6. Relax, relax, relax.

7. Identify the good. Fix the bad.

8. Be grateful.

9. Share what you’ve got.

10. Never give up.

Unhappiness at Work

The best way to not lose a fight that you would inevitably lose is to avoid having the fight in the first place. If you know that the odds are completely stacked against you to win, then figure out a way to win without that fight.  Change the game, refine your definition of win and focus on your new goal.

Far too many people are desperately unhappy in their jobs, feeling indignant that they have been wronged, but stuck and unable to get out of their rut.  They become negative and turn into people that the employer really doesn’t want around anymore.  They are seen as complainers, rabble rousers and undesirable team members,  That’s a losing fight.  Your employer ‘wins’ every time.  Don’t pick that fight.  Don’t expect that just because they don’t appreciate you (but that they ought to) or that they don’t see how much you have done for the organization over the past years (but that they ought to), that they will.

The medicine for unhappiness at work is (caveat: if you are being abused, please get professional help right away):  Accept the things you cannot change, change the things you can change… or get the heck out of dodge.

If you do not feel that you can accept what is happening at work, look for opportunities to break the cycle, change the dynamics, set the tone and lead the way.  Find a way to see the virtues in people you don’t get along with.  Find ways to agree (authentically) with different perspectives. Offer to do things in a new way.  Open up your mind and heart to things that don’t necessarily make sense to you right away.  Calm your anger and hurt to try to see the lesson in the experience. Try to understand why a manager might have to disagree with your assessment of the situation (they have to consider more complexities like politics and budgets).  See how you can make their jobs easier rather than harder.
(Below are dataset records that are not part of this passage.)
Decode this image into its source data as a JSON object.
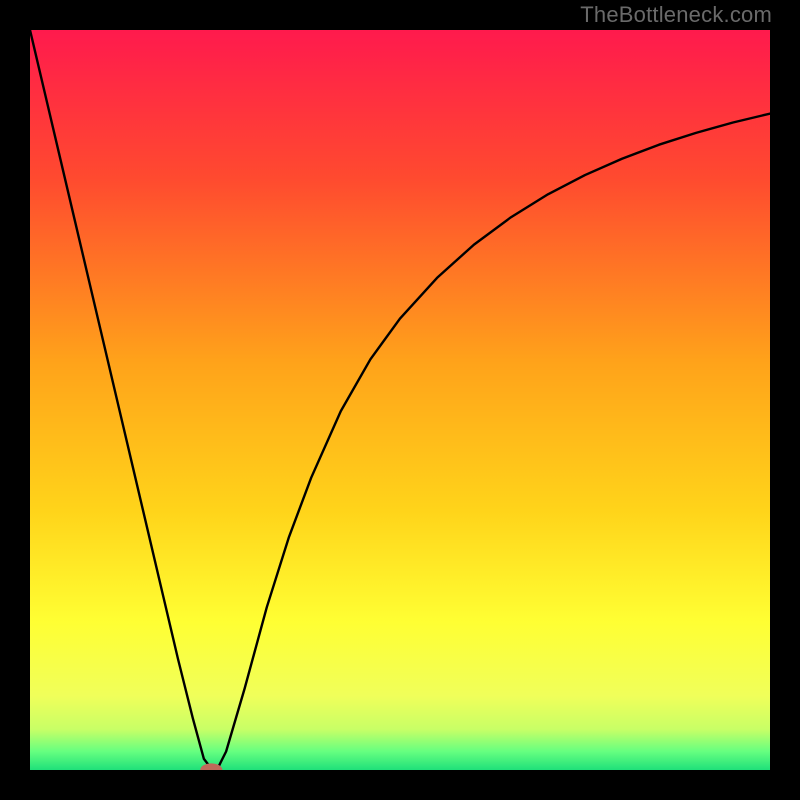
{
  "watermark": "TheBottleneck.com",
  "chart_data": {
    "type": "line",
    "title": "",
    "xlabel": "",
    "ylabel": "",
    "xlim": [
      0,
      100
    ],
    "ylim": [
      0,
      100
    ],
    "grid": false,
    "legend": false,
    "gradient_stops": [
      {
        "offset": 0.0,
        "color": "#ff1a4d"
      },
      {
        "offset": 0.2,
        "color": "#ff4a2f"
      },
      {
        "offset": 0.45,
        "color": "#ffa31a"
      },
      {
        "offset": 0.65,
        "color": "#ffd41a"
      },
      {
        "offset": 0.8,
        "color": "#ffff33"
      },
      {
        "offset": 0.9,
        "color": "#f0ff5a"
      },
      {
        "offset": 0.945,
        "color": "#c8ff66"
      },
      {
        "offset": 0.975,
        "color": "#66ff80"
      },
      {
        "offset": 1.0,
        "color": "#1fe07a"
      }
    ],
    "series": [
      {
        "name": "curve",
        "color": "#000000",
        "width": 2.4,
        "x": [
          0,
          2,
          4,
          6,
          8,
          10,
          12,
          14,
          16,
          18,
          20,
          22,
          23.5,
          24.5,
          25.5,
          26.5,
          29,
          32,
          35,
          38,
          42,
          46,
          50,
          55,
          60,
          65,
          70,
          75,
          80,
          85,
          90,
          95,
          100
        ],
        "values": [
          100,
          91.5,
          83,
          74.5,
          66,
          57.5,
          49,
          40.5,
          32,
          23.5,
          15,
          7,
          1.5,
          0.2,
          0.5,
          2.5,
          11,
          22,
          31.5,
          39.5,
          48.5,
          55.5,
          61,
          66.5,
          71,
          74.7,
          77.8,
          80.4,
          82.6,
          84.5,
          86.1,
          87.5,
          88.7
        ]
      }
    ],
    "marker": {
      "name": "min-point",
      "x": 24.5,
      "y": 0,
      "rx": 1.5,
      "ry": 0.9,
      "color": "#c06a5a"
    }
  }
}
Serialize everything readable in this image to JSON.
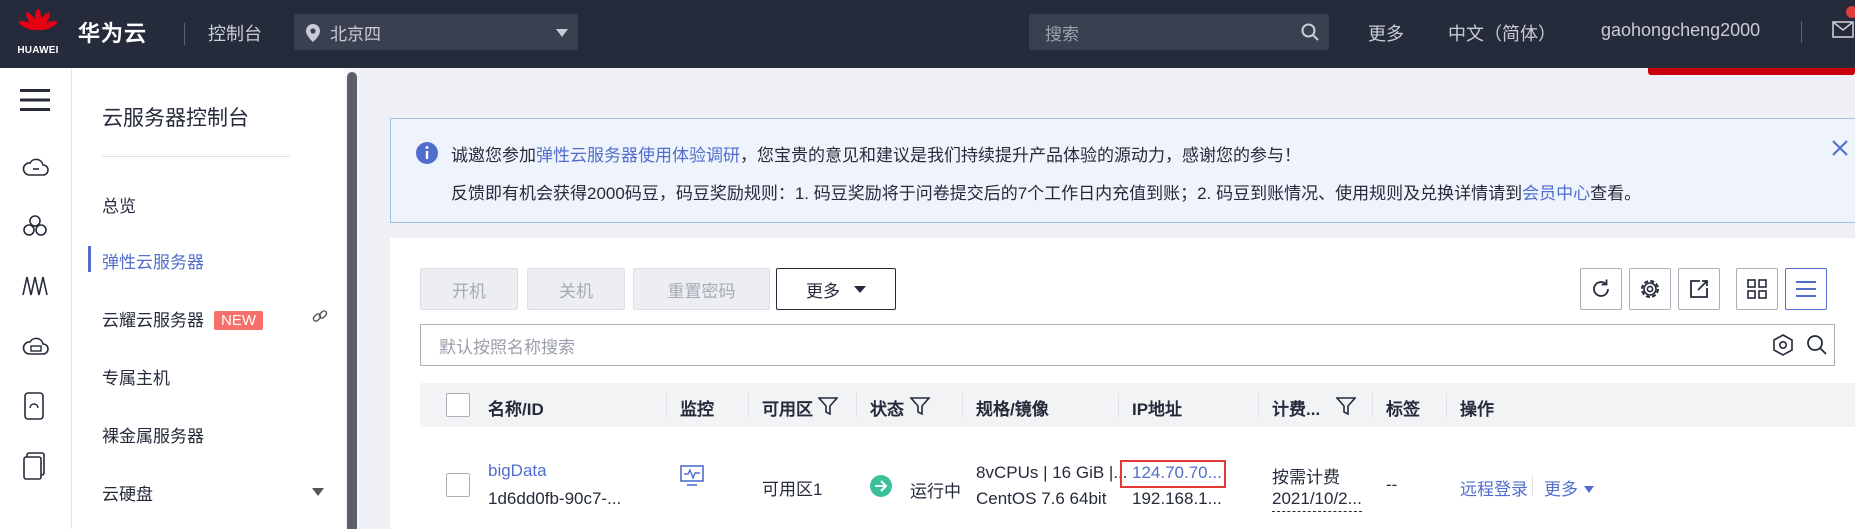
{
  "topbar": {
    "logo_text": "HUAWEI",
    "brand": "华为云",
    "console": "控制台",
    "region": "北京四",
    "search_placeholder": "搜索",
    "more": "更多",
    "language": "中文（简体）",
    "username": "gaohongcheng2000",
    "colors": {
      "background": "#252b3a",
      "logo_red": "#e60012"
    }
  },
  "rail": {
    "icons": [
      "menu-icon",
      "cloud-server-icon",
      "cluster-icon",
      "network-icon",
      "cloud-storage-icon",
      "device-icon",
      "files-icon"
    ]
  },
  "sidebar": {
    "title": "云服务器控制台",
    "items": [
      {
        "label": "总览"
      },
      {
        "label": "弹性云服务器",
        "active": true
      },
      {
        "label": "云耀云服务器",
        "badge": "NEW"
      },
      {
        "label": "专属主机"
      },
      {
        "label": "裸金属服务器"
      },
      {
        "label": "云硬盘"
      }
    ],
    "accent": "#526ecc"
  },
  "notice": {
    "line1_prefix": "诚邀您参加",
    "line1_link": "弹性云服务器使用体验调研",
    "line1_suffix": "，您宝贵的意见和建议是我们持续提升产品体验的源动力，感谢您的参与！",
    "line2_prefix": "反馈即有机会获得2000码豆，码豆奖励规则：1. 码豆奖励将于问卷提交后的7个工作日内充值到账；2. 码豆到账情况、使用规则及兑换详情请到",
    "line2_link": "会员中心",
    "line2_suffix": "查看。"
  },
  "toolbar": {
    "start": "开机",
    "stop": "关机",
    "reset_password": "重置密码",
    "more": "更多"
  },
  "search": {
    "placeholder": "默认按照名称搜索"
  },
  "table": {
    "headers": [
      "名称/ID",
      "监控",
      "可用区",
      "状态",
      "规格/镜像",
      "IP地址",
      "计费...",
      "标签",
      "操作"
    ],
    "rows": [
      {
        "name": "bigData",
        "id": "1d6dd0fb-90c7-...",
        "zone": "可用区1",
        "status": "运行中",
        "spec": "8vCPUs | 16 GiB |...",
        "image": "CentOS 7.6 64bit",
        "ip_public": "124.70.70...",
        "ip_private": "192.168.1...",
        "billing": "按需计费",
        "billing_date": "2021/10/2...",
        "tags": "--",
        "action_login": "远程登录",
        "action_more": "更多"
      }
    ]
  }
}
It can be difficult in the beginning, all new and different things can be, but it will get easier with time unless the relationships are not salvageable for whatever reason.

If this approach is not getting you anywhere and if everyone appreciates you except for the decision-makers, leave the environment because it’s not for you.

Making that effort is not for naught.  It helps you stretch muscles that you hadn’t used before, it ensures that your last few months are spent learning rather than fighting, and it prepares you for your new environment in a positive way.

Good opportunities come when you are ready for them not when you are whining about your current situation.